Try it:
Could you copy all of the records below exactly as they appear?

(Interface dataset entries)
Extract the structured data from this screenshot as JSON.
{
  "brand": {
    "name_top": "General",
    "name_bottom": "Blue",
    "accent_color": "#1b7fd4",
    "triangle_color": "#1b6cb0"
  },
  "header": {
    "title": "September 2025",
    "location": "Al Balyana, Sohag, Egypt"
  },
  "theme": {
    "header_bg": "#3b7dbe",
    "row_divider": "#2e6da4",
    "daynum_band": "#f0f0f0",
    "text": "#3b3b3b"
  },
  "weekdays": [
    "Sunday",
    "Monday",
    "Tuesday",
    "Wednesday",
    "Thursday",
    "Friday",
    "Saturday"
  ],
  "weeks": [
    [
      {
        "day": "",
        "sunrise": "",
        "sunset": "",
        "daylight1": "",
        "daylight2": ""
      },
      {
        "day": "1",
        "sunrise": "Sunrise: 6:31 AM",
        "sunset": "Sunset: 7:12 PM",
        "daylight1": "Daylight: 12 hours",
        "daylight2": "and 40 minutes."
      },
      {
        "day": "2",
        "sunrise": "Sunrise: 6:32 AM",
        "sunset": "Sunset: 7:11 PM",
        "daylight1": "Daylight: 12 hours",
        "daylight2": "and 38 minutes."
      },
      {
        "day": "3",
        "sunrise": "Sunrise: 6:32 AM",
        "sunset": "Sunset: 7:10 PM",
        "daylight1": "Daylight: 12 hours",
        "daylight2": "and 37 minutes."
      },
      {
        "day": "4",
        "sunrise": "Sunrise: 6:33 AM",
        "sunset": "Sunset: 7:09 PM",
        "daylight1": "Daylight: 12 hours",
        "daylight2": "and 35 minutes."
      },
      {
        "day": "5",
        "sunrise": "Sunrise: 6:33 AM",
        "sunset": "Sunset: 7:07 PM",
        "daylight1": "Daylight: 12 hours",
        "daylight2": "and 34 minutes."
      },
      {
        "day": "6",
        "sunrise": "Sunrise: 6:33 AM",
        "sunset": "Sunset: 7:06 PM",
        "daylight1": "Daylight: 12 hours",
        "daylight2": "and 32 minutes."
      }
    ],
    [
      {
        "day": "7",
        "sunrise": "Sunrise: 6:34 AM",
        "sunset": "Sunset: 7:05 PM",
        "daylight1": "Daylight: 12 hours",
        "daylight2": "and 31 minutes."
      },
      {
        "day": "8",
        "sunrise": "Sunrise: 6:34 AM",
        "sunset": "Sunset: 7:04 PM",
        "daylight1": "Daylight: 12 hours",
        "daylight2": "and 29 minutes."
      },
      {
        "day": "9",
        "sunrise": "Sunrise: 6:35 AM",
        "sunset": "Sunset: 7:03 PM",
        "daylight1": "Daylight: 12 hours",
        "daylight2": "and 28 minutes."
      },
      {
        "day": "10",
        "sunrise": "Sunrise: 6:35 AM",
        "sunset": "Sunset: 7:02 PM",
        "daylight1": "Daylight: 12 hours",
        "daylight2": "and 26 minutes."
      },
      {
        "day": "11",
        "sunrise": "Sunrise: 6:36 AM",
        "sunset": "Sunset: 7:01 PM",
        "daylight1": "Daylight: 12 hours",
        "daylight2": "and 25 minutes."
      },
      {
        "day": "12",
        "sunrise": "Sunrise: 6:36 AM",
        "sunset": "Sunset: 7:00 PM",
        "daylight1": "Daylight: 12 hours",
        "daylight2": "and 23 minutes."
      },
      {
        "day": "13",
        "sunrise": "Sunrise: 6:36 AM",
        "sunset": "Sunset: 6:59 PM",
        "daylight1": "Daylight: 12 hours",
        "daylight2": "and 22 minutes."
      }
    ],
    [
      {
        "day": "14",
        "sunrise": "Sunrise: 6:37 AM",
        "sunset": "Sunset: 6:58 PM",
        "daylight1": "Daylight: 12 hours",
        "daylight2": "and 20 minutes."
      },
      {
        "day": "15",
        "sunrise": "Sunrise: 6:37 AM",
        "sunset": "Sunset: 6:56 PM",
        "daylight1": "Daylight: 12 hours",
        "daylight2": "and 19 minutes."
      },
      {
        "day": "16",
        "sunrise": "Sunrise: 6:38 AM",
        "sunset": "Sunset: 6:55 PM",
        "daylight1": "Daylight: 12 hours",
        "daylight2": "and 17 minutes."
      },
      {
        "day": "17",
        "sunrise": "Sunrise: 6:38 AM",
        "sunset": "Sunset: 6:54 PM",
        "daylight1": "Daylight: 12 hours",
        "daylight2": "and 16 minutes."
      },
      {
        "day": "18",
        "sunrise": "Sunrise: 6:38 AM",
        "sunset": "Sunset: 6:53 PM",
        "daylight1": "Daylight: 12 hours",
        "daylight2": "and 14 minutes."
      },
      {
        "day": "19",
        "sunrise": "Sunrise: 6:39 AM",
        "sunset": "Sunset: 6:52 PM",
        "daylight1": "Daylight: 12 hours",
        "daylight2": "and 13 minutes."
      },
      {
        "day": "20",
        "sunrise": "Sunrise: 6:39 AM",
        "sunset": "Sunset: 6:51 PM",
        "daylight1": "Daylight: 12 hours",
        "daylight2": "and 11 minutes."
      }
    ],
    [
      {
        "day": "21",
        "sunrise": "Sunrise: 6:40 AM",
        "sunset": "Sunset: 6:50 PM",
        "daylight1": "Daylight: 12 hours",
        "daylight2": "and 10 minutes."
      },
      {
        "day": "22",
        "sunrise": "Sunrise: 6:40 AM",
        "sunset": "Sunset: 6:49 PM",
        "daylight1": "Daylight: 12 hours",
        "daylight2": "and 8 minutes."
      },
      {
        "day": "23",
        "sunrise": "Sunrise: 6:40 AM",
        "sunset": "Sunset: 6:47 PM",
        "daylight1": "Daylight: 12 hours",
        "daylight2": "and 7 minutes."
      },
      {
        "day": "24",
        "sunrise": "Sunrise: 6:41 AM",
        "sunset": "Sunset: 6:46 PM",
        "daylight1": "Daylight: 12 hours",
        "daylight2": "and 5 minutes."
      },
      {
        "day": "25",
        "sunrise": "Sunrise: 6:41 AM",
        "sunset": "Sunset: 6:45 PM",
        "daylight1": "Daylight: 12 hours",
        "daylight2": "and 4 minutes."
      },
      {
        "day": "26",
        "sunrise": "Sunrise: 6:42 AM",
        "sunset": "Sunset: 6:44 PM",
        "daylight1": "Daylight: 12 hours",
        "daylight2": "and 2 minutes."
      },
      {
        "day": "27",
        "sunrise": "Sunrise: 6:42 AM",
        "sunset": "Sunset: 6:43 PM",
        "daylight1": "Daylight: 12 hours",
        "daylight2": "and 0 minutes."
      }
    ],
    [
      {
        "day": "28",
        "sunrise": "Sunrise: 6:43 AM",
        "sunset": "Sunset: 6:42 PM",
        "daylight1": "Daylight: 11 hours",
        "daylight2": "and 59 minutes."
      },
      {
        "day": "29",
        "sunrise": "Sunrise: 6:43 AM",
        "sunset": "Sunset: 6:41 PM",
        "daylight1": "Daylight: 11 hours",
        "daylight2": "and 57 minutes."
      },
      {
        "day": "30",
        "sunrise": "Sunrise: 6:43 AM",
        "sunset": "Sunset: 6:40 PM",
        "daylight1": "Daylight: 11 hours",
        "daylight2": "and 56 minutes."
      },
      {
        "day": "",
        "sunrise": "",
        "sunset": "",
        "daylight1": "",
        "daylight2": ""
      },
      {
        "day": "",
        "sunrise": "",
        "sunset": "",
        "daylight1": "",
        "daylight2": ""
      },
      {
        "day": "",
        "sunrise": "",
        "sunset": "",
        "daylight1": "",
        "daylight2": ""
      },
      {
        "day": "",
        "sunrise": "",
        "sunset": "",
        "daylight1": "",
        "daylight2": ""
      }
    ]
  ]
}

Output for this exercise:
Extract the structured data from this screenshot as JSON.
{
  "brand": {
    "name_top": "General",
    "name_bottom": "Blue",
    "accent_color": "#1b7fd4",
    "triangle_color": "#1b6cb0"
  },
  "header": {
    "title": "September 2025",
    "location": "Al Balyana, Sohag, Egypt"
  },
  "theme": {
    "header_bg": "#3b7dbe",
    "row_divider": "#2e6da4",
    "daynum_band": "#f0f0f0",
    "text": "#3b3b3b"
  },
  "weekdays": [
    "Sunday",
    "Monday",
    "Tuesday",
    "Wednesday",
    "Thursday",
    "Friday",
    "Saturday"
  ],
  "weeks": [
    [
      {
        "day": "",
        "sunrise": "",
        "sunset": "",
        "daylight1": "",
        "daylight2": ""
      },
      {
        "day": "1",
        "sunrise": "Sunrise: 6:31 AM",
        "sunset": "Sunset: 7:12 PM",
        "daylight1": "Daylight: 12 hours",
        "daylight2": "and 40 minutes."
      },
      {
        "day": "2",
        "sunrise": "Sunrise: 6:32 AM",
        "sunset": "Sunset: 7:11 PM",
        "daylight1": "Daylight: 12 hours",
        "daylight2": "and 38 minutes."
      },
      {
        "day": "3",
        "sunrise": "Sunrise: 6:32 AM",
        "sunset": "Sunset: 7:10 PM",
        "daylight1": "Daylight: 12 hours",
        "daylight2": "and 37 minutes."
      },
      {
        "day": "4",
        "sunrise": "Sunrise: 6:33 AM",
        "sunset": "Sunset: 7:09 PM",
        "daylight1": "Daylight: 12 hours",
        "daylight2": "and 35 minutes."
      },
      {
        "day": "5",
        "sunrise": "Sunrise: 6:33 AM",
        "sunset": "Sunset: 7:07 PM",
        "daylight1": "Daylight: 12 hours",
        "daylight2": "and 34 minutes."
      },
      {
        "day": "6",
        "sunrise": "Sunrise: 6:33 AM",
        "sunset": "Sunset: 7:06 PM",
        "daylight1": "Daylight: 12 hours",
        "daylight2": "and 32 minutes."
      }
    ],
    [
      {
        "day": "7",
        "sunrise": "Sunrise: 6:34 AM",
        "sunset": "Sunset: 7:05 PM",
        "daylight1": "Daylight: 12 hours",
        "daylight2": "and 31 minutes."
      },
      {
        "day": "8",
        "sunrise": "Sunrise: 6:34 AM",
        "sunset": "Sunset: 7:04 PM",
        "daylight1": "Daylight: 12 hours",
        "daylight2": "and 29 minutes."
      },
      {
        "day": "9",
        "sunrise": "Sunrise: 6:35 AM",
        "sunset": "Sunset: 7:03 PM",
        "daylight1": "Daylight: 12 hours",
        "daylight2": "and 28 minutes."
      },
      {
        "day": "10",
        "sunrise": "Sunrise: 6:35 AM",
        "sunset": "Sunset: 7:02 PM",
        "daylight1": "Daylight: 12 hours",
        "daylight2": "and 26 minutes."
      },
      {
        "day": "11",
        "sunrise": "Sunrise: 6:36 AM",
        "sunset": "Sunset: 7:01 PM",
        "daylight1": "Daylight: 12 hours",
        "daylight2": "and 25 minutes."
      },
      {
        "day": "12",
        "sunrise": "Sunrise: 6:36 AM",
        "sunset": "Sunset: 7:00 PM",
        "daylight1": "Daylight: 12 hours",
        "daylight2": "and 23 minutes."
      },
      {
        "day": "13",
        "sunrise": "Sunrise: 6:36 AM",
        "sunset": "Sunset: 6:59 PM",
        "daylight1": "Daylight: 12 hours",
        "daylight2": "and 22 minutes."
      }
    ],
    [
      {
        "day": "14",
        "sunrise": "Sunrise: 6:37 AM",
        "sunset": "Sunset: 6:58 PM",
        "daylight1": "Daylight: 12 hours",
        "daylight2": "and 20 minutes."
      },
      {
        "day": "15",
        "sunrise": "Sunrise: 6:37 AM",
        "sunset": "Sunset: 6:56 PM",
        "daylight1": "Daylight: 12 hours",
        "daylight2": "and 19 minutes."
      },
      {
        "day": "16",
        "sunrise": "Sunrise: 6:38 AM",
        "sunset": "Sunset: 6:55 PM",
        "daylight1": "Daylight: 12 hours",
        "daylight2": "and 17 minutes."
      },
      {
        "day": "17",
        "sunrise": "Sunrise: 6:38 AM",
        "sunset": "Sunset: 6:54 PM",
        "daylight1": "Daylight: 12 hours",
        "daylight2": "and 16 minutes."
      },
      {
        "day": "18",
        "sunrise": "Sunrise: 6:38 AM",
        "sunset": "Sunset: 6:53 PM",
        "daylight1": "Daylight: 12 hours",
        "daylight2": "and 14 minutes."
      },
      {
        "day": "19",
        "sunrise": "Sunrise: 6:39 AM",
        "sunset": "Sunset: 6:52 PM",
        "daylight1": "Daylight: 12 hours",
        "daylight2": "and 13 minutes."
      },
      {
        "day": "20",
        "sunrise": "Sunrise: 6:39 AM",
        "sunset": "Sunset: 6:51 PM",
        "daylight1": "Daylight: 12 hours",
        "daylight2": "and 11 minutes."
      }
    ],
    [
      {
        "day": "21",
        "sunrise": "Sunrise: 6:40 AM",
        "sunset": "Sunset: 6:50 PM",
        "daylight1": "Daylight: 12 hours",
        "daylight2": "and 10 minutes."
      },
      {
        "day": "22",
        "sunrise": "Sunrise: 6:40 AM",
        "sunset": "Sunset: 6:49 PM",
        "daylight1": "Daylight: 12 hours",
        "daylight2": "and 8 minutes."
      },
      {
        "day": "23",
        "sunrise": "Sunrise: 6:40 AM",
        "sunset": "Sunset: 6:47 PM",
        "daylight1": "Daylight: 12 hours",
        "daylight2": "and 7 minutes."
      },
      {
        "day": "24",
        "sunrise": "Sunrise: 6:41 AM",
        "sunset": "Sunset: 6:46 PM",
        "daylight1": "Daylight: 12 hours",
        "daylight2": "and 5 minutes."
      },
      {
        "day": "25",
        "sunrise": "Sunrise: 6:41 AM",
        "sunset": "Sunset: 6:45 PM",
        "daylight1": "Daylight: 12 hours",
        "daylight2": "and 4 minutes."
      },
      {
        "day": "26",
        "sunrise": "Sunrise: 6:42 AM",
        "sunset": "Sunset: 6:44 PM",
        "daylight1": "Daylight: 12 hours",
        "daylight2": "and 2 minutes."
      },
      {
        "day": "27",
        "sunrise": "Sunrise: 6:42 AM",
        "sunset": "Sunset: 6:43 PM",
        "daylight1": "Daylight: 12 hours",
        "daylight2": "and 0 minutes."
      }
    ],
    [
      {
        "day": "28",
        "sunrise": "Sunrise: 6:43 AM",
        "sunset": "Sunset: 6:42 PM",
        "daylight1": "Daylight: 11 hours",
        "daylight2": "and 59 minutes."
      },
      {
        "day": "29",
        "sunrise": "Sunrise: 6:43 AM",
        "sunset": "Sunset: 6:41 PM",
        "daylight1": "Daylight: 11 hours",
        "daylight2": "and 57 minutes."
      },
      {
        "day": "30",
        "sunrise": "Sunrise: 6:43 AM",
        "sunset": "Sunset: 6:40 PM",
        "daylight1": "Daylight: 11 hours",
        "daylight2": "and 56 minutes."
      },
      {
        "day": "",
        "sunrise": "",
        "sunset": "",
        "daylight1": "",
        "daylight2": ""
      },
      {
        "day": "",
        "sunrise": "",
        "sunset": "",
        "daylight1": "",
        "daylight2": ""
      },
      {
        "day": "",
        "sunrise": "",
        "sunset": "",
        "daylight1": "",
        "daylight2": ""
      },
      {
        "day": "",
        "sunrise": "",
        "sunset": "",
        "daylight1": "",
        "daylight2": ""
      }
    ]
  ]
}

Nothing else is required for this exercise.